While this is an excellent study in many ways, there are some weaknesses. For example, the external validity of the study is threatened by the selection of people in the computer field only instead of using a random sample. Therefore, the results may not be generalizable to the lay public. Nevertheless, one could argue that usability testing should not be performed by lay people. This brings up another issue with the study. The usability problems identified by the authors may not represent problems to real users. The researchers do not conduct empirical usability tests to prove the real life importance of their usability problems, and instead state that the usability problems identified were obvious and did not need further testing. However, despite these limitations to the study, it is still a strong landmark study in that it supports the use of heuristic evaluations in an empirical fashion.

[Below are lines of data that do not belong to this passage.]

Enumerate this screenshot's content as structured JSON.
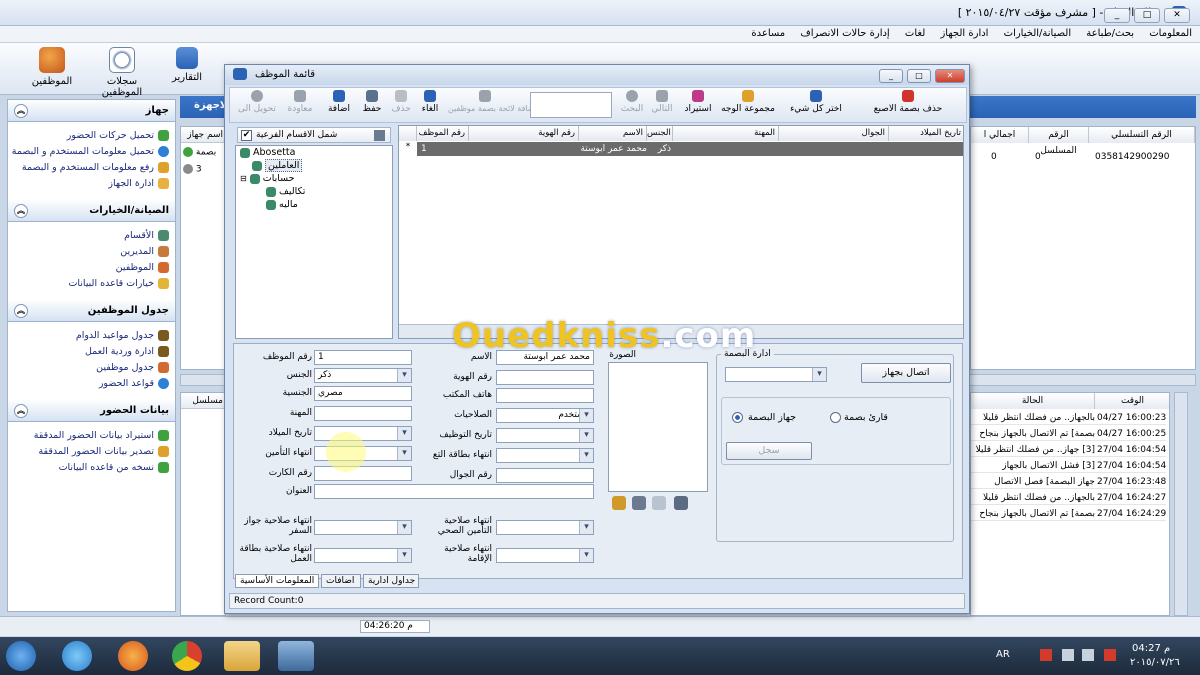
{
  "window": {
    "title": "نظام الدوام - [ مشرف مؤقت ٢٠١٥/٠٤/٢٧ ]",
    "min": "_",
    "max": "□",
    "close": "✕"
  },
  "menu": [
    "المعلومات",
    "بحث/طباعة",
    "الصيانة/الخيارات",
    "ادارة الجهاز",
    "لغات",
    "إدارة حالات الانصراف",
    "مساعدة"
  ],
  "toolbar": {
    "employees": "الموظفين",
    "employee_records": "سجلات الموظفين",
    "reports": "التقارير"
  },
  "background": {
    "devices_tab": "الاجهزة",
    "device_col": "اسم جهاز",
    "device_row1": "بصمة",
    "device_row2": "3",
    "serial_header": "الرقم التسلسلي",
    "serial_value": "0358142900290",
    "seq_header": "الرقم المسلسل",
    "seq_value": "0",
    "total_header": "اجمالي ا",
    "total_value": "0",
    "log_serial_header": "مسلسل",
    "log_status_header": "الحالة",
    "log_time_header": "الوقت",
    "status_time": "04:26:20 م",
    "log": [
      {
        "time": "04/27 16:00:23",
        "status": "بالجهاز.. من فضلك انتظر قليلا"
      },
      {
        "time": "04/27 16:00:25",
        "status": "بصمة] تم الاتصال بالجهاز بنجاح"
      },
      {
        "time": "27/04 16:04:54",
        "status": "[3] جهاز.. من فضلك انتظر قليلا"
      },
      {
        "time": "27/04 16:04:54",
        "status": "[3] فشل الاتصال بالجهاز"
      },
      {
        "time": "27/04 16:23:48",
        "status": "جهاز البصمة] فصل الاتصال"
      },
      {
        "time": "27/04 16:24:27",
        "status": "بالجهاز.. من فضلك انتظر قليلا"
      },
      {
        "time": "27/04 16:24:29",
        "status": "بصمة] تم الاتصال بالجهاز بنجاح"
      }
    ]
  },
  "sidebar": {
    "sections": [
      {
        "title": "جهاز",
        "items": [
          "تحميل حركات الحضور",
          "تحميل معلومات المستخدم و البصمة",
          "رفع معلومات المستخدم و البصمة",
          "ادارة الجهاز"
        ]
      },
      {
        "title": "الصيانة/الخيارات",
        "items": [
          "الأقسام",
          "المديرين",
          "الموظفين",
          "خيارات قاعده البيانات"
        ]
      },
      {
        "title": "جدول الموظفين",
        "items": [
          "جدول مواعيد الدوام",
          "ادارة وردية العمل",
          "جدول موظفين",
          "قواعد الحضور"
        ]
      },
      {
        "title": "بيانات الحضور",
        "items": [
          "استيراد بيانات الحضور المدققة",
          "تصدير بيانات الحضور المدققة",
          "نسخه من قاعده البيانات"
        ]
      }
    ]
  },
  "dialog": {
    "title": "قائمة الموظف",
    "tools": {
      "delete_fp": "حذف بصمة الاصبع",
      "select_all": "اختر كل شيء",
      "face_group": "مجموعة الوجه",
      "import": "استيراد",
      "next": "التالي",
      "search": "البحث",
      "add_fp_employee": "اضافة لائحة بصمة موظفين",
      "cancel": "الغاء",
      "delete": "حذف",
      "save": "حفظ",
      "add": "اضافة",
      "edit": "معاودة",
      "convert": "تحويل الى"
    },
    "tree": {
      "include_sub": "شمل الاقسام الفرعية",
      "root": "Abosetta",
      "n1": "العاملين",
      "n2": "حسابات",
      "n3": "تكاليف",
      "n4": "ماليه"
    },
    "grid": {
      "headers": [
        "رقم الموظف",
        "رقم الهوية",
        "الاسم",
        "الجنس",
        "المهنة",
        "الجوال",
        "تاريخ الميلاد"
      ],
      "row": {
        "id": "1",
        "name": "محمد عمر ابوستة",
        "gender": "ذكر"
      }
    },
    "form": {
      "emp_no_label": "رقم الموظف",
      "emp_no": "1",
      "name_label": "الاسم",
      "name": "محمد عمر ابوستة",
      "gender_label": "الجنس",
      "gender": "ذكر",
      "id_label": "رقم الهوية",
      "nationality_label": "الجنسية",
      "nationality": "مصري",
      "office_phone_label": "هاتف المكتب",
      "job_label": "المهنة",
      "perm_label": "الصلاحيات",
      "perm": "مستخدم",
      "dob_label": "تاريخ الميلاد",
      "hire_label": "تاريخ التوظيف",
      "ins_end_label": "انتهاء التأمين",
      "card_end_label": "انتهاء بطاقة التع",
      "card_no_label": "رقم الكارت",
      "mobile_label": "رقم الجوال",
      "address_label": "العنوان",
      "passport_label": "انتهاء صلاحية جواز السفر",
      "health_label": "انتهاء صلاحية التأمين الصحي",
      "work_card_label": "انتهاء صلاحية بطاقة العمل",
      "residence_label": "انتهاء صلاحية الإقامة",
      "photo_label": "الصورة",
      "fp_admin_label": "ادارة البصمة",
      "connect": "اتصال بجهاز",
      "reader_fp": "قارئ بصمة",
      "device_fp": "جهاز البصمة",
      "record": "سجل"
    },
    "tabs": [
      "المعلومات الأساسية",
      "اضافات",
      "جداول ادارية"
    ],
    "record_count": "Record Count:0"
  },
  "taskbar": {
    "lang": "AR",
    "time": "04:27 م",
    "date": "٢٠١٥/٠٧/٢٦"
  },
  "watermark": {
    "main": "Ouedkniss",
    "tld": ".com"
  },
  "colors": {
    "accent": "#2b62b5",
    "selected_row": "#6b6b6b"
  }
}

Also, the results found in the experiments shows that researchers should not rely only on the heuristic usability method as the only option to test a user interface. For example, the proportion of usability problems found in the four experiments was 51%, 38%, 26%, and 20% with single evaluators. Table 4 demonstrates that when 5 evaluators are used, which is the number of evaluators the author recommends be used in heuristic evaluations, between 55 and 90% of the usability problems are found. The authors further state that “we would expect aggregates of five evaluators to find about ⅔ of the usability problems” and later state that “even finding some problems is of course much better than finding no problems.” However, it is also clear that to maximize the number of usability problems found, another usability engineering method should be conducted in addition to heuristic evaluations.
Even though the idea of aggregating results of an multiple evaluators to find more usability problems seems obvious, in accordance with the old adage that two heads are better than one, this is one of the first studies in the usability field to empirically test this theory. According to Google Scholar, the article Heuristic Evaluation of User Interfaces by Rolf Molich and Jakob Nielsen has 1,002 number of citations in other articles, indicating its importance in the field of usability testing. Also, although the conclusion of the study states that heuristics evaluation “sometimes identifies usability problems without providing direct suggestions for how to solve them”, the study provides the reader with a larger number of major advantages of conducting heuristics evaluations than disadvantages. For example, according to the authors, some of the benefits of using heuristics evaluations to detect usability problems include that it is a cheap method, it can be used earlier in the development process and it does not require advance planning.
Richard J. Shavelson, Scientific Research in Education, National Academies Press; 1 edition (March 28, 2002)
Rolf Molich, Jakob Nielsen, Heuristic evaluation of user interfaces, Communications of the ACM, p.249-256, April 1990 [doi>10.1145/97243.97281]